What is in this article?:
- The timing of aphid colonization in leafy vegetables varies by species, and depends largely on temperature, rainfall, and planting dates;
- Plant pathogens are similar to other living organisms with a degree of genetic variability within the genes that govern physical structure and internal biochemical activities;
- The length of time for weed seeds to germinate can vary considerably even within the same field due to variations in soil and microclimatic conditions.
The latest Arizona Vegetable Integrated Pest Management Update from the University of Arizona (UA) Cooperative Extension in Yuma, Ariz. released Dec. 14, 2011.
Green peach aphids in desert lettuce
By John Palumbo, UA Research Scientist and Extension Specialist
In a recent update, we anticipated that pest control advisers would soon find aphids infesting local lettuce and cole crop fields. Last week (week of Dec. 5) we readily found winged (alate) aphids plus small colonies of apterous (wingless) green peach aphids, Myzus persicae, on untreated lettuce plants at the Yuma Agricultural Center.
The timing of aphid colonization in lettuce and other leafy vegetables varies by species, and depends largely on temperature, rainfall, and planting dates. Previous studies suggest that green peach aphids are historically most severe in late October and early-mid November plantings of lettuce. By late February, green peach aphid populations generally begin to rapidly decline as temperatures increase.
However, this is not always the case on other crops including cabbage and spinach where heavy green peach aphid infestations can occur in late March and early April. Other aphids including foxglove and lettuce 'red' aphid typically cause problems on later lettuce plantings (i.e., late November and December) because these species are better suited to warmer winter temperatures.

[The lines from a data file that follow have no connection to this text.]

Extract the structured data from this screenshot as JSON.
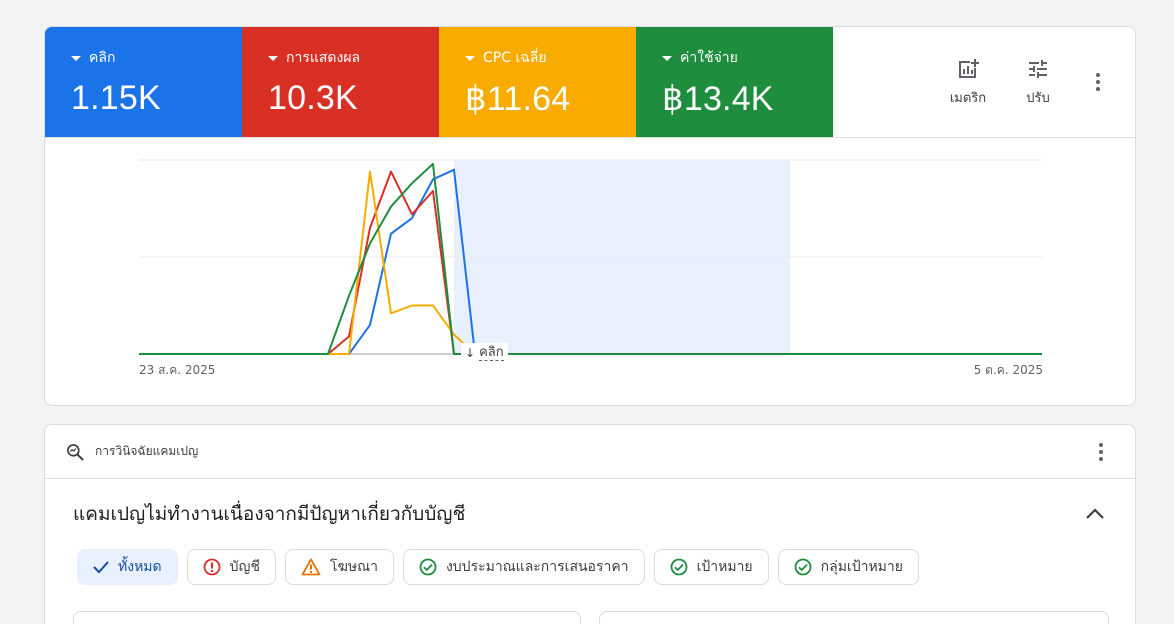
{
  "performance": {
    "tiles": [
      {
        "name": "คลิก",
        "value": "1.15K",
        "color": "#1a73e8"
      },
      {
        "name": "การแสดงผล",
        "value": "10.3K",
        "color": "#d93025"
      },
      {
        "name": "CPC เฉลี่ย",
        "value": "฿11.64",
        "color": "#f9ab00"
      },
      {
        "name": "ค่าใช้จ่าย",
        "value": "฿13.4K",
        "color": "#1e8e3e"
      }
    ],
    "tools": {
      "metrics_label": "เมตริก",
      "adjust_label": "ปรับ"
    },
    "chart": {
      "start_date": "23 ส.ค. 2025",
      "end_date": "5 ต.ค. 2025",
      "marker_label": "คลิก"
    }
  },
  "chart_data": {
    "type": "line",
    "x": [
      "23 ส.ค. 2025",
      "",
      "",
      "",
      "",
      "",
      "",
      "",
      "",
      "",
      "",
      "",
      "",
      "",
      "",
      "",
      "",
      "",
      "",
      "",
      "",
      "",
      "",
      "",
      "",
      "",
      "",
      "",
      "",
      "",
      "",
      "",
      "",
      "",
      "",
      "",
      "",
      "",
      "",
      "",
      "",
      "",
      "",
      "5 ต.ค. 2025"
    ],
    "series": [
      {
        "color": "#1a73e8",
        "values": [
          0,
          0,
          0,
          0,
          0,
          0,
          0,
          0,
          0,
          0,
          0,
          0.15,
          0.62,
          0.7,
          0.9,
          0.95,
          0,
          0,
          0,
          0,
          0,
          0,
          0,
          0,
          0,
          0,
          0,
          0,
          0,
          0,
          0,
          0,
          0,
          0,
          0,
          0,
          0,
          0,
          0,
          0,
          0,
          0,
          0,
          0
        ]
      },
      {
        "color": "#d93025",
        "values": [
          0,
          0,
          0,
          0,
          0,
          0,
          0,
          0,
          0,
          0,
          0.09,
          0.65,
          0.94,
          0.72,
          0.84,
          0,
          0,
          0,
          0,
          0,
          0,
          0,
          0,
          0,
          0,
          0,
          0,
          0,
          0,
          0,
          0,
          0,
          0,
          0,
          0,
          0,
          0,
          0,
          0,
          0,
          0,
          0,
          0,
          0
        ]
      },
      {
        "color": "#f9ab00",
        "values": [
          0,
          0,
          0,
          0,
          0,
          0,
          0,
          0,
          0,
          0,
          0,
          0.94,
          0.21,
          0.25,
          0.25,
          0.1,
          0,
          0,
          0,
          0,
          0,
          0,
          0,
          0,
          0,
          0,
          0,
          0,
          0,
          0,
          0,
          0,
          0,
          0,
          0,
          0,
          0,
          0,
          0,
          0,
          0,
          0,
          0,
          0
        ]
      },
      {
        "color": "#1e8e3e",
        "values": [
          0,
          0,
          0,
          0,
          0,
          0,
          0,
          0,
          0,
          0,
          0.3,
          0.57,
          0.76,
          0.88,
          0.98,
          0,
          0,
          0,
          0,
          0,
          0,
          0,
          0,
          0,
          0,
          0,
          0,
          0,
          0,
          0,
          0,
          0,
          0,
          0,
          0,
          0,
          0,
          0,
          0,
          0,
          0,
          0,
          0,
          0
        ]
      }
    ],
    "ylim": [
      0,
      1
    ],
    "grid": true,
    "highlight_range": [
      15,
      31
    ],
    "highlight_color": "#e8f0fe"
  },
  "diagnosis": {
    "header_title": "การวินิจฉัยแคมเปญ",
    "issue_title": "แคมเปญไม่ทำงานเนื่องจากมีปัญหาเกี่ยวกับบัญชี",
    "chips": [
      {
        "label": "ทั้งหมด",
        "icon": "check-icon",
        "selected": true
      },
      {
        "label": "บัญชี",
        "icon": "error-icon",
        "selected": false
      },
      {
        "label": "โฆษณา",
        "icon": "warning-icon",
        "selected": false
      },
      {
        "label": "งบประมาณและการเสนอราคา",
        "icon": "check-circle-icon",
        "selected": false
      },
      {
        "label": "เป้าหมาย",
        "icon": "check-circle-icon",
        "selected": false
      },
      {
        "label": "กลุ่มเป้าหมาย",
        "icon": "check-circle-icon",
        "selected": false
      }
    ]
  }
}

There are exceptions to the rule and aphids can occur when least expected.
For more information on aphid population dynamics on desert lettuce see the aphid dynamics report.

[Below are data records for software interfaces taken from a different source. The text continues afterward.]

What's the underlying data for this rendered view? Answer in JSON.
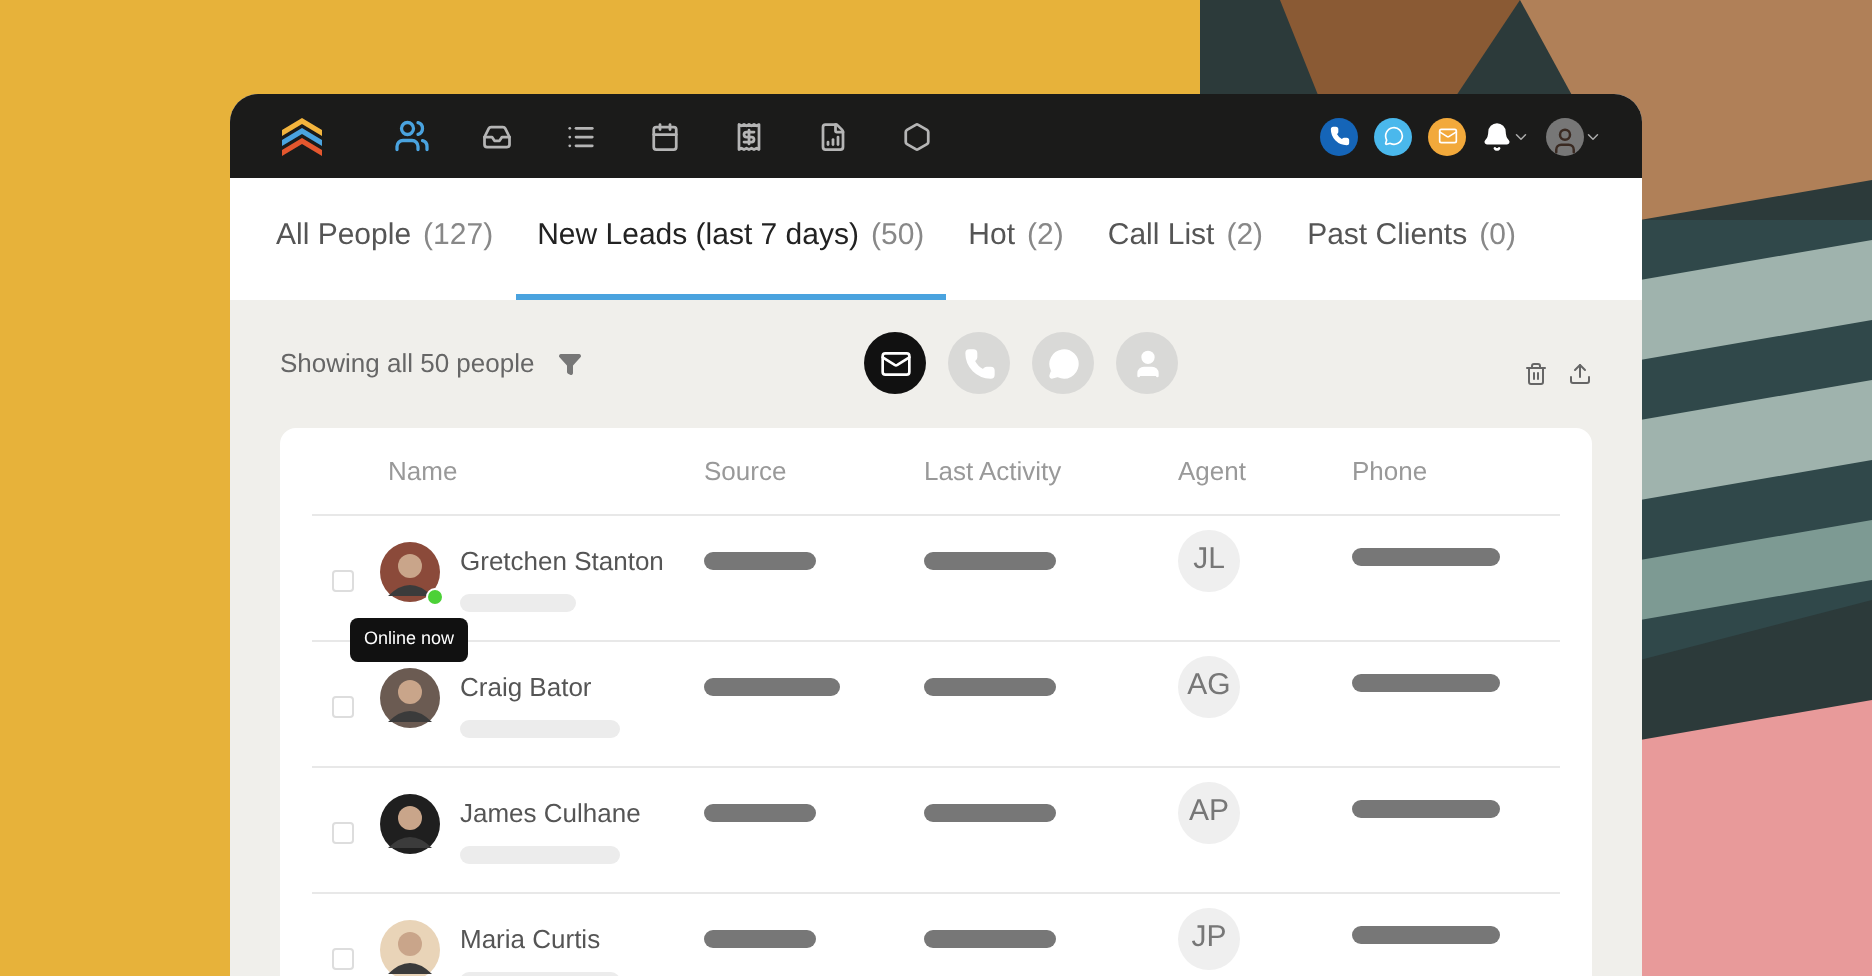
{
  "nav": {
    "items": [
      {
        "kind": "people",
        "selected": true
      },
      {
        "kind": "inbox",
        "selected": false
      },
      {
        "kind": "tasks",
        "selected": false
      },
      {
        "kind": "calendar",
        "selected": false
      },
      {
        "kind": "deals",
        "selected": false
      },
      {
        "kind": "reports",
        "selected": false
      },
      {
        "kind": "admin",
        "selected": false
      }
    ]
  },
  "tabs": [
    {
      "label": "All People",
      "count": "(127)",
      "selected": false
    },
    {
      "label": "New Leads (last 7 days)",
      "count": "(50)",
      "selected": true
    },
    {
      "label": "Hot",
      "count": "(2)",
      "selected": false
    },
    {
      "label": "Call List",
      "count": "(2)",
      "selected": false
    },
    {
      "label": "Past Clients",
      "count": "(0)",
      "selected": false
    }
  ],
  "toolbar": {
    "summary": "Showing all 50 people",
    "channels": [
      {
        "kind": "email",
        "selected": true
      },
      {
        "kind": "call",
        "selected": false
      },
      {
        "kind": "text",
        "selected": false
      },
      {
        "kind": "profile",
        "selected": false
      }
    ]
  },
  "table": {
    "columns": [
      "Name",
      "Source",
      "Last Activity",
      "Agent",
      "Phone"
    ],
    "rows": [
      {
        "name": "Gretchen Stanton",
        "agent": "JL",
        "online": true,
        "tooltip": "Online now",
        "checked": false
      },
      {
        "name": "Craig Bator",
        "agent": "AG",
        "online": false,
        "checked": false
      },
      {
        "name": "James Culhane",
        "agent": "AP",
        "online": false,
        "checked": false
      },
      {
        "name": "Maria Curtis",
        "agent": "JP",
        "online": false,
        "checked": false
      }
    ]
  }
}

It's important to also note that in our recent inspection of lettuce plants, field plots treated with a soil at-planting application of imidacloprid (Admire Pro, 7 oz) were aphid free. This is not surprising since imidacloprid at the 0.25 pounds active ingredient per acre rate still provides long residual control of most aphids (less consistent on foxglove and lettuce aphid).
Research trials from last spring showed imidacloprid soil applications in head lettuce provided protection against aphid contamination nearly season long. In many cases, an application of a foliar alternative is generally required near harvest to prevent unacceptable aphid contamination.
The trick is to determine when the imidacloprid residual begins to decline and aphids begin to colonize. Of course, this will require close examination of heads well in advance to harvest. Remember - "When in doubt – scout."
Contact Palumbo: (928) 782-3836 or firstname.lastname@example.org.